Downbeat but not out — an England fan at the Ashes
England have been in far worse positions at the end of a first Ashes test in Brisbane. Although being bowled out for 260 is far from ideal Andrew Strauss’s team should believe they are still in this contest.
Having been 197 for four half an hour into the final session of the day and with the Australian bowlers barely able to hit the cut strip, England will rue the batting collapse which saw the last 6 wickets fall for just 63 runs and included a stunning hat trick from Peter Siddle.
The roar of the crowd that accompanied the hat trick and the early dismissal of Strauss was truly breathtaking and had there been a roof on the Gabba it would have been well and truly ripped off.
If there one thing that is disappointing it’s that from my own experience it seems Australian fans only get interested and create a real atmosphere when their team is doing well.
I guess failure is not something they’ve experienced much of recently, but it would be nice to think that should England fightback on day 2 so too will Ausralian supporters.
Downbeat but not down and out, that’s how England fans should be feeling. It’s now time for the bowlers to do their talking and dig their team out of a hole.
David Brett is an equities reporter for Reuters, based in London. He is attending the Ashes as a fan. You can follow him here and on twitter DBsAshestrail.

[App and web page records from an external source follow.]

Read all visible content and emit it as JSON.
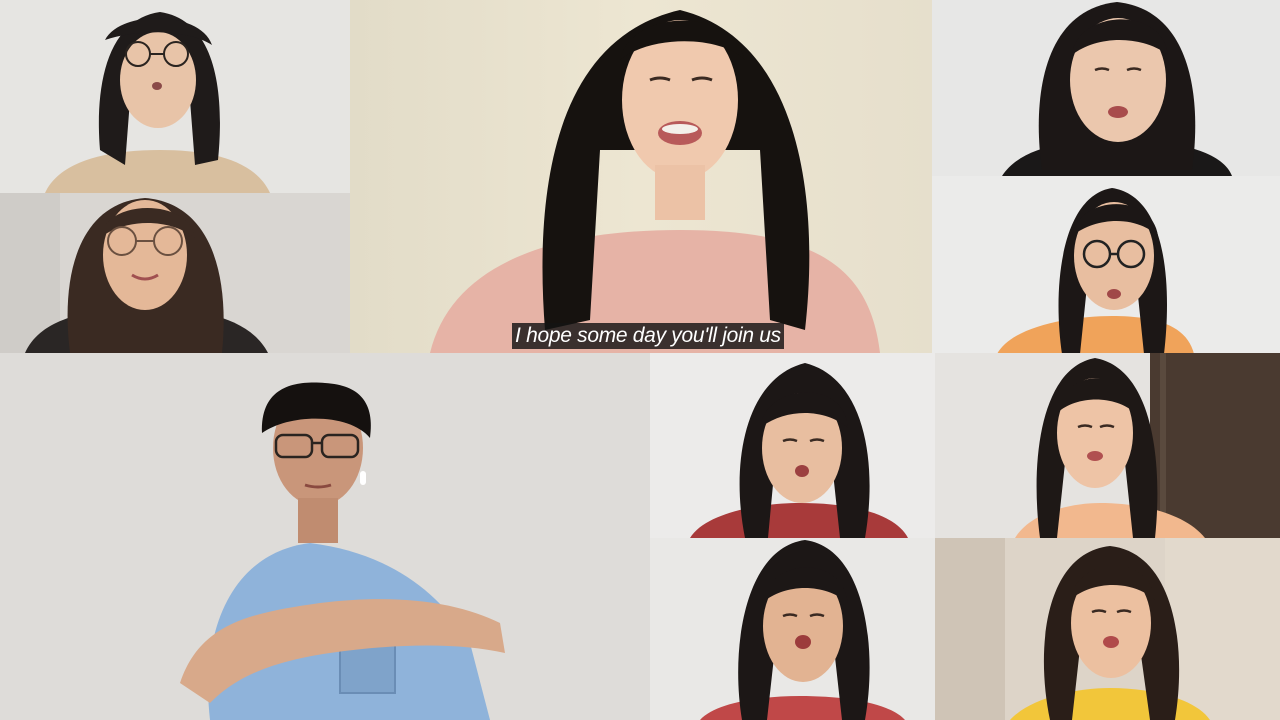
{
  "subtitle": {
    "text": "I hope some day you'll join us"
  }
}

PHOTO: England’s Matt Prior is bowled out by Australia’s Peter Siddle during the first Ashes test in Brisbane November 25, 2010. REUTERS/Daniel Munoz